The election from party lists will be held on January 15. Other deputies will be chosen by the People's Assembly of Kazakhstan, a consultative body loyal to Nazarbayev, the following day.

The presidential decree was published in the official gazette Kazakhstanskaya Pravda and is effective from the day of publication.

A snap parliamentary election had been widely predicted after the 71-year-old Nazarbayev won another five years in office in a presidential vote in April. The next parliamentary election had been scheduled for August 2012.

Kazakhstan's one-party lower house of parliament, Mazhilis,
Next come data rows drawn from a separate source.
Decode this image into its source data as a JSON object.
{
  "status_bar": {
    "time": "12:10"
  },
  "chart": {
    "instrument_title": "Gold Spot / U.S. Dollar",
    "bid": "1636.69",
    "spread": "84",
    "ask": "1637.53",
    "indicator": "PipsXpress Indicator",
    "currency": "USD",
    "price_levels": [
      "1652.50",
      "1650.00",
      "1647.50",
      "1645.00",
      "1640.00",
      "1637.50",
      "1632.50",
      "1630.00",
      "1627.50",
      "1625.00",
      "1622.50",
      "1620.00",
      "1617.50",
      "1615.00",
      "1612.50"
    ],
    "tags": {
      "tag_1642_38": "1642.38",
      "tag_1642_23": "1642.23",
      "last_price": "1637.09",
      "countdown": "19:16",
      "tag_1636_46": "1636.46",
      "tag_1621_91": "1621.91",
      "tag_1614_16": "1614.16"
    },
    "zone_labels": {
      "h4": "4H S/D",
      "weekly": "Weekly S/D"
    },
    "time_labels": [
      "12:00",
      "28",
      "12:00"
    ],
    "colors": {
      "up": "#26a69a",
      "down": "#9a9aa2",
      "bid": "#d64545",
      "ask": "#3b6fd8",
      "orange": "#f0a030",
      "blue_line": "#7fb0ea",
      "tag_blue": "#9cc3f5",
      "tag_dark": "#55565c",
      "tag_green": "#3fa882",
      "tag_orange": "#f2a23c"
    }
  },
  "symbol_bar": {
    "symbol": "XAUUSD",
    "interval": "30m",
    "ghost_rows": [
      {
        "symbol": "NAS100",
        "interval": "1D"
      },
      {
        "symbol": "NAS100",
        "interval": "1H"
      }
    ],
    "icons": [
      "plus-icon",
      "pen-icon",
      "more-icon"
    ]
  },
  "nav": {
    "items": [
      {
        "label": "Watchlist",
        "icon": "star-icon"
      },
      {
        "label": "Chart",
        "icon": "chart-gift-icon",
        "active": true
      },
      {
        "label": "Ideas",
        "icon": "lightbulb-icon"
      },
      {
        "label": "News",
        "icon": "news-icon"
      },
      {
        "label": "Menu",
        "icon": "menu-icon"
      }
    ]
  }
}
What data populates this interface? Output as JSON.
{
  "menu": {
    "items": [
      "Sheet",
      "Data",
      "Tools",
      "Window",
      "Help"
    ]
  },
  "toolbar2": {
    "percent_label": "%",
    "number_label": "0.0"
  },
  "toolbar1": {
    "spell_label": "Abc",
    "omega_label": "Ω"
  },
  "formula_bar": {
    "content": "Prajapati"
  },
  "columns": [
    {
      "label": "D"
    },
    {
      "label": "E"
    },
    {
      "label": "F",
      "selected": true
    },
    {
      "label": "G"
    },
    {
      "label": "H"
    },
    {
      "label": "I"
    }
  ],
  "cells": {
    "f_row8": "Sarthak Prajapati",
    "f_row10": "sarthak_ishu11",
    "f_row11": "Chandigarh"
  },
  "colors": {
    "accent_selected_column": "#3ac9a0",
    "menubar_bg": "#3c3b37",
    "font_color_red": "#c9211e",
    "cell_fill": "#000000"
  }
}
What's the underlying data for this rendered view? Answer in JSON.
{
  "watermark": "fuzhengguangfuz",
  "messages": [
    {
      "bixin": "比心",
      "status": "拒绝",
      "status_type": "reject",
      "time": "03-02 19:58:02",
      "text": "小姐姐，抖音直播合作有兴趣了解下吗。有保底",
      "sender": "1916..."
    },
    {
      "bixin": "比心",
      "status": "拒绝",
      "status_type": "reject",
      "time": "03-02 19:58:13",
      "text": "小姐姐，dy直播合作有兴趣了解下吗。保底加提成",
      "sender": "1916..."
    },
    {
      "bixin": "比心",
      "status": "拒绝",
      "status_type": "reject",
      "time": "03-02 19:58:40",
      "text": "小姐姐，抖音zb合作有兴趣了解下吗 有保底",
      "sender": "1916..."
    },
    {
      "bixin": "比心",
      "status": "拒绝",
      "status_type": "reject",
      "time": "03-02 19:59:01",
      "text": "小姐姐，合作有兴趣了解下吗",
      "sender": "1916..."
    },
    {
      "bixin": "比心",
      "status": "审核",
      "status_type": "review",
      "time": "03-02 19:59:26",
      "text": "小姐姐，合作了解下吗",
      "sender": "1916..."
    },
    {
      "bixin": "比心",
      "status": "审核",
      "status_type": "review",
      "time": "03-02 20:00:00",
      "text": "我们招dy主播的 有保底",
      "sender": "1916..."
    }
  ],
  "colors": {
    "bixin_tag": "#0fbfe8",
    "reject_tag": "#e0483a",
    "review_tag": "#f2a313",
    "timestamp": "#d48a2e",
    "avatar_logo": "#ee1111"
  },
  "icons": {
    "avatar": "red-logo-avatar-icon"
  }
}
asked the president last week to dissolve the chamber, in a move seen aimed at diluting the monopoly of Nazarbayev's Nur Otan ruling party in the Central Asian state.

Kazakhstan, an oil-producing former Soviet republic which has never held an election judged free and fair by Western monitors, plans to admit a nominal opposition presence to the Mazhilis lower house, now exclusively dominated by Nur Otan.

But many analysts expect the second-placed party to be widely sympathetic to the ruling party and pose no direct challenge to the leadership.

The harshly anti-Nazarbayev Alga! (Forward) party, repeatedly denied official registration, has called this election window-dressing for the West.

Changes to the electoral law will permit the second-placed party in the next election to enter parliament even if it falls short of the 7 percent threshold that guarantees a presence.

Nazarbayev's Nur Otan party, which has 98 of the lower chamber's 107 seats, controls every facet of life in Kazakhstan and is widely expected to win an overwhelming election majority.

The other nine deputies are chosen by the People's Assembly of Kazakhstan, a consultative body loyal to Nazarbayev, and do not belong to any party.

Half a dozen loyalist parties are expected to run in the polls. The Ak Zhol party, representing big business and many of the country's elite - officially the second-largest party in the country by membership, is expected to win several seats.

(Reporting by Robin Paxton and Dmitry Solovyov; Editing by Michael Roddy)